▶ TRY IT
An exact reproduction of the listing is wanted, with the pictures dropped.

▶ EXCERPTED RECORDS

↓

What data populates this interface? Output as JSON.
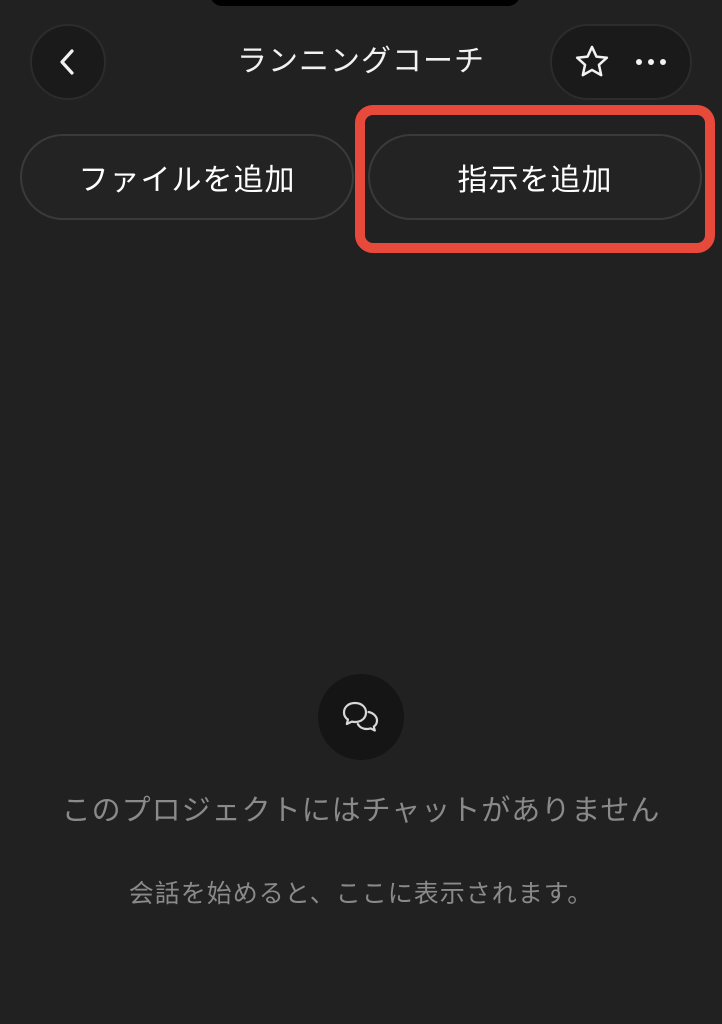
{
  "header": {
    "title": "ランニングコーチ",
    "back_icon": "chevron-left-icon",
    "favorite_icon": "star-icon",
    "more_icon": "ellipsis-icon"
  },
  "actions": {
    "add_file_label": "ファイルを追加",
    "add_instruction_label": "指示を追加"
  },
  "empty_state": {
    "icon": "chat-bubbles-icon",
    "title": "このプロジェクトにはチャットがありません",
    "subtitle": "会話を始めると、ここに表示されます。"
  },
  "colors": {
    "background": "#212121",
    "highlight": "#e74a3b",
    "muted_text": "#8a8a8a"
  }
}
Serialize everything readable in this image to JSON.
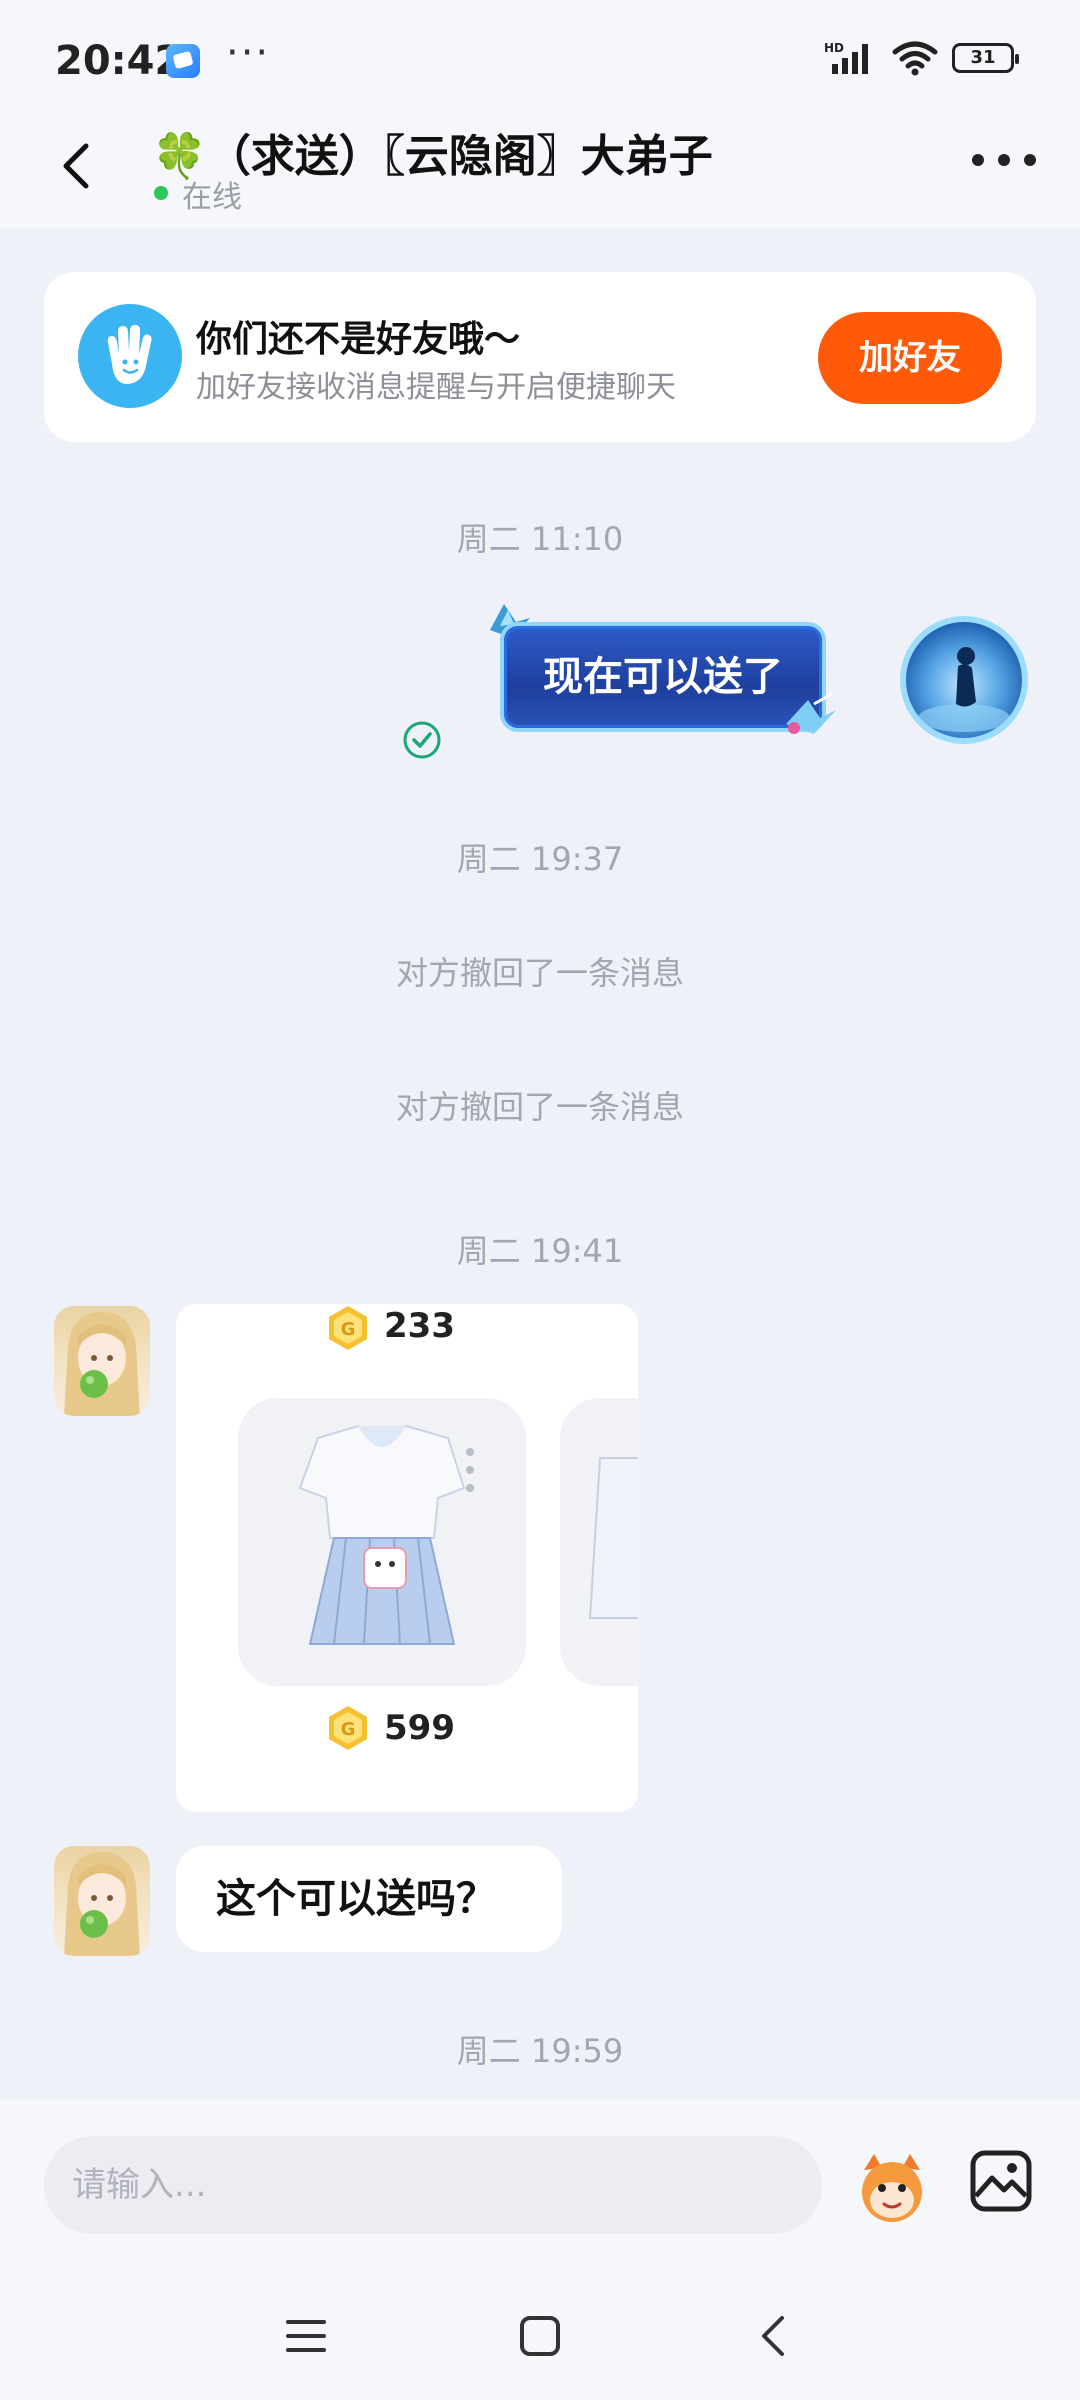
{
  "status_bar": {
    "time": "20:42",
    "dots": "···",
    "network": "HD",
    "battery": "31"
  },
  "header": {
    "title": "🍀（求送）〖云隐阁〗大弟子",
    "status": "在线"
  },
  "friend_banner": {
    "title": "你们还不是好友哦～",
    "subtitle": "加好友接收消息提醒与开启便捷聊天",
    "button": "加好友"
  },
  "messages": {
    "ts1": "周二 11:10",
    "sent_text": "现在可以送了",
    "ts2": "周二 19:37",
    "recall1": "对方撤回了一条消息",
    "recall2": "对方撤回了一条消息",
    "ts3": "周二 19:41",
    "card": {
      "price_top": "233",
      "price_item": "599"
    },
    "received_text": "这个可以送吗？",
    "ts4": "周二 19:59"
  },
  "input": {
    "placeholder": "请输入..."
  },
  "colors": {
    "accent": "#ff5a0a",
    "online": "#2fc65a",
    "banner_icon": "#3bb4f2"
  },
  "icons": [
    "back-icon",
    "more-icon",
    "wave-hand-icon",
    "read-check-icon",
    "coin-icon",
    "emoji-icon",
    "image-icon",
    "menu-icon",
    "home-icon",
    "nav-back-icon"
  ]
}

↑

▶ RESULT
What data populates this interface? Output as JSON.
{
  "header": {
    "title": "ランニングコーチ",
    "back_icon": "chevron-left-icon",
    "favorite_icon": "star-icon",
    "more_icon": "ellipsis-icon"
  },
  "actions": {
    "add_file_label": "ファイルを追加",
    "add_instruction_label": "指示を追加"
  },
  "empty_state": {
    "icon": "chat-bubbles-icon",
    "title": "このプロジェクトにはチャットがありません",
    "subtitle": "会話を始めると、ここに表示されます。"
  },
  "colors": {
    "background": "#212121",
    "highlight": "#e74a3b",
    "muted_text": "#8a8a8a"
  }
}
Serialize everything readable in this image to JSON.
{
  "status_bar": {
    "time": "20:42",
    "dots": "···",
    "network": "HD",
    "battery": "31"
  },
  "header": {
    "title": "🍀（求送）〖云隐阁〗大弟子",
    "status": "在线"
  },
  "friend_banner": {
    "title": "你们还不是好友哦～",
    "subtitle": "加好友接收消息提醒与开启便捷聊天",
    "button": "加好友"
  },
  "messages": {
    "ts1": "周二 11:10",
    "sent_text": "现在可以送了",
    "ts2": "周二 19:37",
    "recall1": "对方撤回了一条消息",
    "recall2": "对方撤回了一条消息",
    "ts3": "周二 19:41",
    "card": {
      "price_top": "233",
      "price_item": "599"
    },
    "received_text": "这个可以送吗？",
    "ts4": "周二 19:59"
  },
  "input": {
    "placeholder": "请输入..."
  },
  "colors": {
    "accent": "#ff5a0a",
    "online": "#2fc65a",
    "banner_icon": "#3bb4f2"
  },
  "icons": [
    "back-icon",
    "more-icon",
    "wave-hand-icon",
    "read-check-icon",
    "coin-icon",
    "emoji-icon",
    "image-icon",
    "menu-icon",
    "home-icon",
    "nav-back-icon"
  ]
}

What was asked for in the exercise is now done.